▶ [To do] Each entry should be returned exactly as written, with no pictures carried over.

————

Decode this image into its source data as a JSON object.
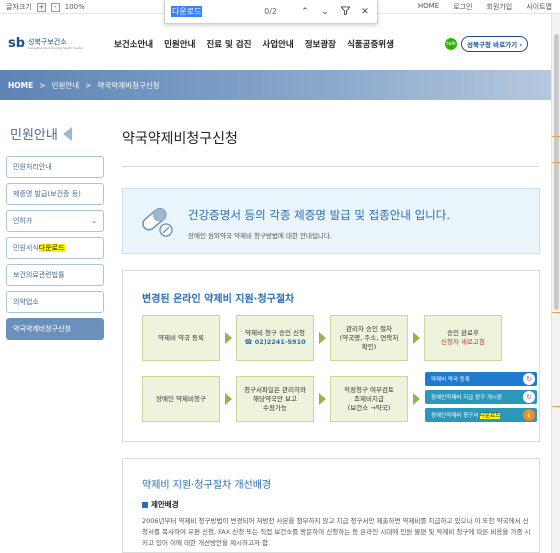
{
  "utility": {
    "fontsize_label": "글자크기",
    "plus": "+",
    "minus": "-",
    "zoom": "100%",
    "links": [
      "HOME",
      "로그인",
      "회원가입",
      "사이트맵"
    ]
  },
  "find": {
    "query": "다운로드",
    "count": "0/2"
  },
  "header": {
    "logo_mark": "sb",
    "logo_name": "성북구보건소",
    "logo_sub": "Seongbuk Community Health Center",
    "gnb": [
      "보건소안내",
      "민원안내",
      "진료 및 검진",
      "사업안내",
      "정보광장",
      "식품공중위생"
    ],
    "talk_icon": "talk",
    "site_button": "성북구청 바로가기 ›"
  },
  "breadcrumb": {
    "home": "HOME",
    "sep": ">",
    "items": [
      "민원안내",
      "약국약제비청구신청"
    ]
  },
  "sidebar": {
    "title": "민원안내",
    "items": [
      {
        "label": "민원처리안내"
      },
      {
        "label": "제증명 발급(보건증 등)"
      },
      {
        "label": "인허가",
        "chevron": "⌄"
      },
      {
        "label_pre": "민원서식",
        "label_hl": "다운로드"
      },
      {
        "label": "보건의료관련법률"
      },
      {
        "label": "의약업소"
      },
      {
        "label": "약국약제비청구신청"
      }
    ]
  },
  "main": {
    "title": "약국약제비청구신청",
    "notice": {
      "heading": "건강증명서 등의 각종 제증명 발급 및 접종안내 입니다.",
      "sub": "장애인 원외약국 약제비 청구방법에 대한 안내입니다."
    },
    "process": {
      "title": "변경된 온라인 약제비 지원·청구절차",
      "row1": [
        {
          "l1": "약제비 약국 등록"
        },
        {
          "l1": "약제비 청구 승인 신청",
          "l2": "☎ 02)2241-5910"
        },
        {
          "l1": "관리자 승인 절차",
          "l2": "(약국명, 주소, 연락처",
          "l3": "확인)"
        },
        {
          "l1": "승인 완료후",
          "l2": "신청자 새로고침"
        }
      ],
      "row2": [
        {
          "l1": "장애인 약제비청구"
        },
        {
          "l1": "청구서파일은 관리자와",
          "l2": "해당약국만 보고",
          "l3": "수정가능"
        },
        {
          "l1": "적정청구 여부검토",
          "l2": "조제비지급",
          "l3": "(보건소 →약국)"
        }
      ],
      "buttons": [
        {
          "label": "약제비 약국 등록",
          "icon": "↻"
        },
        {
          "label": "장애인약제비 지급 청구 게시판",
          "icon": "↻"
        },
        {
          "label_pre": "장애인약제비 청구서 ",
          "label_hl": "다운로드",
          "icon": "↓"
        }
      ]
    },
    "background": {
      "title": "약제비 지원·청구절차 개선배경",
      "subhead": "제안배경",
      "body": "2006년부터 약제비 청구방법이 변경되어 처방전 사본을 첨부하지 않고 지급 청구서만 제출하면 약제비를 지급하고 있으나 이 또한 약국에서 신청서를 복사하여 우편 신청, FAX 신청 또는 직접 보건소를 방문하여 신청하는 등 온라인 시대에 민원 불편 및 약제비 청구에 따른 비용을 가중 시키고 있어 이에 대한 개선방안을 제시하고자 함."
    }
  }
}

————

▶ [Your solution]
Decode this image into its source data as a JSON object.
{
  "utility": {
    "fontsize_label": "글자크기",
    "plus": "+",
    "minus": "-",
    "zoom": "100%",
    "links": [
      "HOME",
      "로그인",
      "회원가입",
      "사이트맵"
    ]
  },
  "find": {
    "query": "다운로드",
    "count": "0/2"
  },
  "header": {
    "logo_mark": "sb",
    "logo_name": "성북구보건소",
    "logo_sub": "Seongbuk Community Health Center",
    "gnb": [
      "보건소안내",
      "민원안내",
      "진료 및 검진",
      "사업안내",
      "정보광장",
      "식품공중위생"
    ],
    "talk_icon": "talk",
    "site_button": "성북구청 바로가기 ›"
  },
  "breadcrumb": {
    "home": "HOME",
    "sep": ">",
    "items": [
      "민원안내",
      "약국약제비청구신청"
    ]
  },
  "sidebar": {
    "title": "민원안내",
    "items": [
      {
        "label": "민원처리안내"
      },
      {
        "label": "제증명 발급(보건증 등)"
      },
      {
        "label": "인허가",
        "chevron": "⌄"
      },
      {
        "label_pre": "민원서식",
        "label_hl": "다운로드"
      },
      {
        "label": "보건의료관련법률"
      },
      {
        "label": "의약업소"
      },
      {
        "label": "약국약제비청구신청"
      }
    ]
  },
  "main": {
    "title": "약국약제비청구신청",
    "notice": {
      "heading": "건강증명서 등의 각종 제증명 발급 및 접종안내 입니다.",
      "sub": "장애인 원외약국 약제비 청구방법에 대한 안내입니다."
    },
    "process": {
      "title": "변경된 온라인 약제비 지원·청구절차",
      "row1": [
        {
          "l1": "약제비 약국 등록"
        },
        {
          "l1": "약제비 청구 승인 신청",
          "l2": "☎ 02)2241-5910"
        },
        {
          "l1": "관리자 승인 절차",
          "l2": "(약국명, 주소, 연락처",
          "l3": "확인)"
        },
        {
          "l1": "승인 완료후",
          "l2": "신청자 새로고침"
        }
      ],
      "row2": [
        {
          "l1": "장애인 약제비청구"
        },
        {
          "l1": "청구서파일은 관리자와",
          "l2": "해당약국만 보고",
          "l3": "수정가능"
        },
        {
          "l1": "적정청구 여부검토",
          "l2": "조제비지급",
          "l3": "(보건소 →약국)"
        }
      ],
      "buttons": [
        {
          "label": "약제비 약국 등록",
          "icon": "↻"
        },
        {
          "label": "장애인약제비 지급 청구 게시판",
          "icon": "↻"
        },
        {
          "label_pre": "장애인약제비 청구서 ",
          "label_hl": "다운로드",
          "icon": "↓"
        }
      ]
    },
    "background": {
      "title": "약제비 지원·청구절차 개선배경",
      "subhead": "제안배경",
      "body": "2006년부터 약제비 청구방법이 변경되어 처방전 사본을 첨부하지 않고 지급 청구서만 제출하면 약제비를 지급하고 있으나 이 또한 약국에서 신청서를 복사하여 우편 신청, FAX 신청 또는 직접 보건소를 방문하여 신청하는 등 온라인 시대에 민원 불편 및 약제비 청구에 따른 비용을 가중 시키고 있어 이에 대한 개선방안을 제시하고자 함."
    }
  }
}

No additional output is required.